### What you have to do
Give a verbatim quotation of every record.

### Data provided
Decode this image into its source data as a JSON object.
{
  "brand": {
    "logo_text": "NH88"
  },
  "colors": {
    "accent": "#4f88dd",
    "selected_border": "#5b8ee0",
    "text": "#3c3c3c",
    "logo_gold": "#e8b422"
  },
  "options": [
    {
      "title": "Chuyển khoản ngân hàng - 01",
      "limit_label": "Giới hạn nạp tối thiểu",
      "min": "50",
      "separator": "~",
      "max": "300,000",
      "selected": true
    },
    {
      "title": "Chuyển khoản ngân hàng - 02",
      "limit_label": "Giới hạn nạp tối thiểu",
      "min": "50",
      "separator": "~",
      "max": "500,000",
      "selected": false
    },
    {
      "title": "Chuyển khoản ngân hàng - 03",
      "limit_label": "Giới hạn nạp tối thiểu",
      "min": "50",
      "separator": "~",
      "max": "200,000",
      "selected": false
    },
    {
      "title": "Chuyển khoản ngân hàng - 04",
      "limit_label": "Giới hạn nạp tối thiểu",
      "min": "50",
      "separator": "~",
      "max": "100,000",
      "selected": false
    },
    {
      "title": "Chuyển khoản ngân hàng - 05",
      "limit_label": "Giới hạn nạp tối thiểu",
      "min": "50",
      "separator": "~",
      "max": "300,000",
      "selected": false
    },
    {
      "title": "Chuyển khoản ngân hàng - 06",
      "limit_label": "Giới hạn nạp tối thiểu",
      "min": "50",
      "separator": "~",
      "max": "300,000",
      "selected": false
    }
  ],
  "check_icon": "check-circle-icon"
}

### Exercise output
Decode this image into its source data as a JSON object.
{
  "brand": {
    "logo_text": "NH88"
  },
  "colors": {
    "accent": "#4f88dd",
    "selected_border": "#5b8ee0",
    "text": "#3c3c3c",
    "logo_gold": "#e8b422"
  },
  "options": [
    {
      "title": "Chuyển khoản ngân hàng - 01",
      "limit_label": "Giới hạn nạp tối thiểu",
      "min": "50",
      "separator": "~",
      "max": "300,000",
      "selected": true
    },
    {
      "title": "Chuyển khoản ngân hàng - 02",
      "limit_label": "Giới hạn nạp tối thiểu",
      "min": "50",
      "separator": "~",
      "max": "500,000",
      "selected": false
    },
    {
      "title": "Chuyển khoản ngân hàng - 03",
      "limit_label": "Giới hạn nạp tối thiểu",
      "min": "50",
      "separator": "~",
      "max": "200,000",
      "selected": false
    },
    {
      "title": "Chuyển khoản ngân hàng - 04",
      "limit_label": "Giới hạn nạp tối thiểu",
      "min": "50",
      "separator": "~",
      "max": "100,000",
      "selected": false
    },
    {
      "title": "Chuyển khoản ngân hàng - 05",
      "limit_label": "Giới hạn nạp tối thiểu",
      "min": "50",
      "separator": "~",
      "max": "300,000",
      "selected": false
    },
    {
      "title": "Chuyển khoản ngân hàng - 06",
      "limit_label": "Giới hạn nạp tối thiểu",
      "min": "50",
      "separator": "~",
      "max": "300,000",
      "selected": false
    }
  ],
  "check_icon": "check-circle-icon"
}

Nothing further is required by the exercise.